EXERCISE PROMPT —
Every line with the string "label" must be copied from the entries below.

--- SOURCE INFORMATION Enclosed Below ---

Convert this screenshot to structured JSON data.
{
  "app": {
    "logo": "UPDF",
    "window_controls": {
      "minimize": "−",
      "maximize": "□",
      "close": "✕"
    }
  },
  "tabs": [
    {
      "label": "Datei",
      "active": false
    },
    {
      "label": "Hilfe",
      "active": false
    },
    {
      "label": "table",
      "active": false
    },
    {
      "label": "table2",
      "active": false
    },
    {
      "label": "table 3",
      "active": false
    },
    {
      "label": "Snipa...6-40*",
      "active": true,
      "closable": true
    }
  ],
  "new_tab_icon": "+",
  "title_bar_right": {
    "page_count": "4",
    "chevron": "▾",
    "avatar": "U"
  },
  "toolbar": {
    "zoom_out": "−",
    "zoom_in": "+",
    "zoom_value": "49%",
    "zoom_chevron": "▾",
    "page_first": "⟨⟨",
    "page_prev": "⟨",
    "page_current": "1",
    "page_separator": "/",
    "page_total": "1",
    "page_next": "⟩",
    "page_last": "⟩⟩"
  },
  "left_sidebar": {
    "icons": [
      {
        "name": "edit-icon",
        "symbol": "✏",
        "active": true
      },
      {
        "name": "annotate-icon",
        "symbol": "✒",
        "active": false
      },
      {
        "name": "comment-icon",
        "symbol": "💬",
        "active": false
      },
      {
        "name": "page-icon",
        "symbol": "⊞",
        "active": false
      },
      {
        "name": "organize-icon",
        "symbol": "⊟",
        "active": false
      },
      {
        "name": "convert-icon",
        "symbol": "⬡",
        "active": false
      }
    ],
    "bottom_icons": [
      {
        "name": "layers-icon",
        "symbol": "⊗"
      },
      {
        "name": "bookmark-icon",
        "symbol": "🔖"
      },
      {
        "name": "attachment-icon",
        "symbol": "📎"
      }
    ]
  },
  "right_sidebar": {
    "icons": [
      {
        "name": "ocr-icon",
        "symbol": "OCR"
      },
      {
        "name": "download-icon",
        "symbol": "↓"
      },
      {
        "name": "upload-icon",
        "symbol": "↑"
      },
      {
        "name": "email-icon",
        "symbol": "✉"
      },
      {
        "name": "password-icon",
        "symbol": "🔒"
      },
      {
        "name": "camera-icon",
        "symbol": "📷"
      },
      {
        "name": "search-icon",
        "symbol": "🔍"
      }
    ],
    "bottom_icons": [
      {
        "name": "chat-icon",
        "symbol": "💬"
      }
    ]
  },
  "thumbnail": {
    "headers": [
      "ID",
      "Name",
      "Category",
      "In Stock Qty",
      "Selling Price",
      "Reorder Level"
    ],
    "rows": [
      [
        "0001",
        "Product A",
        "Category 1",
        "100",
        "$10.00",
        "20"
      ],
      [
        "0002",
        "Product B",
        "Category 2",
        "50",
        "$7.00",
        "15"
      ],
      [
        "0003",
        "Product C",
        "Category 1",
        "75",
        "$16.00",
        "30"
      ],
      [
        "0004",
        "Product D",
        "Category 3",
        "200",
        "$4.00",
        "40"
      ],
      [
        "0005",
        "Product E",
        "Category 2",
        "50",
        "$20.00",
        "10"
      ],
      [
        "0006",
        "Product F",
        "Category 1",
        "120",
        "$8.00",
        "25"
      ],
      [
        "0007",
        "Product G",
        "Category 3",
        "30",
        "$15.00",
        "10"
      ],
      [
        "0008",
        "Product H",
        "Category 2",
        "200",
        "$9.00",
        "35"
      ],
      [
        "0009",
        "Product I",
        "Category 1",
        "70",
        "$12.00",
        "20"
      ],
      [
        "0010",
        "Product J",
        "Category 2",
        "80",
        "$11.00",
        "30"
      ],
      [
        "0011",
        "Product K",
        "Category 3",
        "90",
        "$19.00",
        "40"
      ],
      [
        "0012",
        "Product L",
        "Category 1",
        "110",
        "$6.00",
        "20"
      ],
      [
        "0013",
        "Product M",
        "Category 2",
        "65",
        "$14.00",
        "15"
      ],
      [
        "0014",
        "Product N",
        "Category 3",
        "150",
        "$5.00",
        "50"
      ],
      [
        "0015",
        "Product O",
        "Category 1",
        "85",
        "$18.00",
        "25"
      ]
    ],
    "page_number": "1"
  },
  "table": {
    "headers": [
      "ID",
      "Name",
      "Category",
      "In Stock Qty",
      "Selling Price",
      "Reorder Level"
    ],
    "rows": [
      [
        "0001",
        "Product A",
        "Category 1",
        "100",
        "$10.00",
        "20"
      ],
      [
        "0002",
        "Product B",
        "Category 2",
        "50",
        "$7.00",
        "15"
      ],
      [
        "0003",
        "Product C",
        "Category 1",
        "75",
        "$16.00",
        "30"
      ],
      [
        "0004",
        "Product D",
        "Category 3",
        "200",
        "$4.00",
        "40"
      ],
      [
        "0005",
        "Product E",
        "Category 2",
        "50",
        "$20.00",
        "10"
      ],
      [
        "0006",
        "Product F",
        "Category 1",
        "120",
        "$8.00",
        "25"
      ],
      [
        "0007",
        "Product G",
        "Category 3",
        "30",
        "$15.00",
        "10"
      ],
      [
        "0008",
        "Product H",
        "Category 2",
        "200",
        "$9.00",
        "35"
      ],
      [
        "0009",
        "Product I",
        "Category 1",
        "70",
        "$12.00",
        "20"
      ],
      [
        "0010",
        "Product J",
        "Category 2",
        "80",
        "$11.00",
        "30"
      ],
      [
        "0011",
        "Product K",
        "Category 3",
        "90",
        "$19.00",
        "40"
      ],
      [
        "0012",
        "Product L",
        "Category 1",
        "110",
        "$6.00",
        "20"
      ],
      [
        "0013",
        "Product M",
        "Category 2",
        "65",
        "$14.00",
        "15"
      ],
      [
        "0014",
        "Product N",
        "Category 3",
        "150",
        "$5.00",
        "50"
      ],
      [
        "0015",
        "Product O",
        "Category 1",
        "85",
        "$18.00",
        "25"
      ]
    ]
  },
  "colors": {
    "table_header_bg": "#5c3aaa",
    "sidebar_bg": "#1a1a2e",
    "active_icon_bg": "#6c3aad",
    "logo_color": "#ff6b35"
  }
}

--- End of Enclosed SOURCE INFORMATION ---

COMPLETED TASK —
      "label": "Datei",
      "label": "Hilfe",
      "label": "table",
      "label": "table2",
      "label": "table 3",
      "label": "Snipa...6-40*",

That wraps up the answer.